Throughout the 2019-20 academic year, the University Forum Committee is hosting a series of lectures and films to enlighten community members on women’s issues, honoring the 100th anniversary of women’s suffrage.
The lecture series will bring investigators, professors and other authors to campus, creating an open dialogue for discussion on a variety of social issues. Past speakers include activist Gloria Steinem, conservationist Terry Tempest Williams, presidential historian Harold Holzer, CNN correspondent Peter Bergen and award-winning science journalist Carl Zimmer.
The most recent showing, “Heather Booth: Changing the World,” a film by Lilly Rivlin, presented an overview of 50 years of Heather Booth’s career in community and political organizing.
Booth’s political career extends back to her college days, when she dealt with numerous women’s rights issues including women’s health and access to education.
“Until the 1970s, women had been in a second-class position in society,” said Booth. “A friend of mine in college was raped at knifepoint in her bed in off-campus housing, and we went with her to student health for a gynecological exam, and she was told that student health wouldn’t cover a gynecological exam and was instead given a lecture on her promiscuity.”
Women’s health became the focus of her work. She established “Jane,” a Chicago-based women’s health group that performed nearly 12,000 successful abortions between 1969 and 1973, with no formal medical training, prior to the legalization of abortion in Roe v. Wade.
The health group got its own documentary: “Jane: An Abortion Service,” which was nominated for the Grand Jury Prize for Documentary at the Sundance Film Festival.
“The thing that has changed the most is that women ourselves have changed and our attitudes have changed,”Booth said. “There now is this belief that there should be equal pay; there should be support for childcare; there should be equal access to education and healthcare, that women should be able to choose when to have a child.”
Booth became an activist during the civil rights movement in 1964.

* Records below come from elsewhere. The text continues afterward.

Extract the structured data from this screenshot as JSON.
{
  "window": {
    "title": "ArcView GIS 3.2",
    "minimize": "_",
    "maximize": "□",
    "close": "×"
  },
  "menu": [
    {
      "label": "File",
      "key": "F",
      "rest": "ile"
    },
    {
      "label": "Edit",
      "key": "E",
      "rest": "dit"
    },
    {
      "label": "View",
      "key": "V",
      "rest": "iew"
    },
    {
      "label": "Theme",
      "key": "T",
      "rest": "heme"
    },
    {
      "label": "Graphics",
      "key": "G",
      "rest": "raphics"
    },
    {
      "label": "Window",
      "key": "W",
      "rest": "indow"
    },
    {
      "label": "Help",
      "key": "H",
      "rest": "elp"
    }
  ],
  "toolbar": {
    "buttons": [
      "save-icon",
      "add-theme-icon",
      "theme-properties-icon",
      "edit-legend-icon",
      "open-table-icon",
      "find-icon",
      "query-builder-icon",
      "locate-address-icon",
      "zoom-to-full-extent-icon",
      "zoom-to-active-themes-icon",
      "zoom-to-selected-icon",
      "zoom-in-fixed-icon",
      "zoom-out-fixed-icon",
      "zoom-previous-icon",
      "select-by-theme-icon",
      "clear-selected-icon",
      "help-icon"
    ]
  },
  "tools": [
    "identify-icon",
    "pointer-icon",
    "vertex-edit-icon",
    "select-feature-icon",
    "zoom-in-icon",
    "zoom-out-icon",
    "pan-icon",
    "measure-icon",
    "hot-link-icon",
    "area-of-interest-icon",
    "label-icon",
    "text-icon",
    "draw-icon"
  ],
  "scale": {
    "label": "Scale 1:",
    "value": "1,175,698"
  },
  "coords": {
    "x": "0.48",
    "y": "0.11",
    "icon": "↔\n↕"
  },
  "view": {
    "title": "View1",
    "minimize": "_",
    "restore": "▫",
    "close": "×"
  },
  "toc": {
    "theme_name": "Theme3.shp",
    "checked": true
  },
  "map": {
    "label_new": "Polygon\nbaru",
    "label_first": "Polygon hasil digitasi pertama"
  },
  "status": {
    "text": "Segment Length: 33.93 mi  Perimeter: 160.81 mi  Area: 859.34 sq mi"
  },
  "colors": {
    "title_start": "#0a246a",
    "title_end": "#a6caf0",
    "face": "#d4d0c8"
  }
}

“You sometimes need to stand up to illegitimate authority. While I was in Mississippi, we were trying to help black people register to vote who were prevented from voting, and I was arrested. I was 18 years old and was carrying a sign, trying to help people register to vote,” Booth said.
“Heather Booth: Changing the World” focuses on the idea of organization and group efforts to make impactful political change, including Booth’s work with women’s issues organizations and civil rights. She has also influenced politicians like Senator Elizabeth Warren.
“One of the things that is exciting and important about the film is that there are many people all across the political spectrum who feel disaffected by politics,” said Kelly Davis, associate professor of electronic media and broadcasting. “People feel like there’s nothing they can do, but Heather Booth is an example to people that shows them what they can do when they organize.”
Booth is a political strategist on progressive issues and electoral campaigns. She continues to organize as a member of the consulting group Democracy Partners.
“What I understood at that time was that there are sometimes illegitimate laws and illegitimate people who carry out these laws, and we need to stand up to them,”Booth said. “And, if we do, we can change this world.”
“Heather Booth: Changing the World” was shown Sept. 18 in Plemmons Student Union. The next event will host Wendy Rouse, a professor at San Jose State University, who will speak on “Women’s Suffrage, Self-Defense, and the Struggle for Equality in the Progressive Era” Oct. 3 at 5 p.m. in Belk Library Room 114.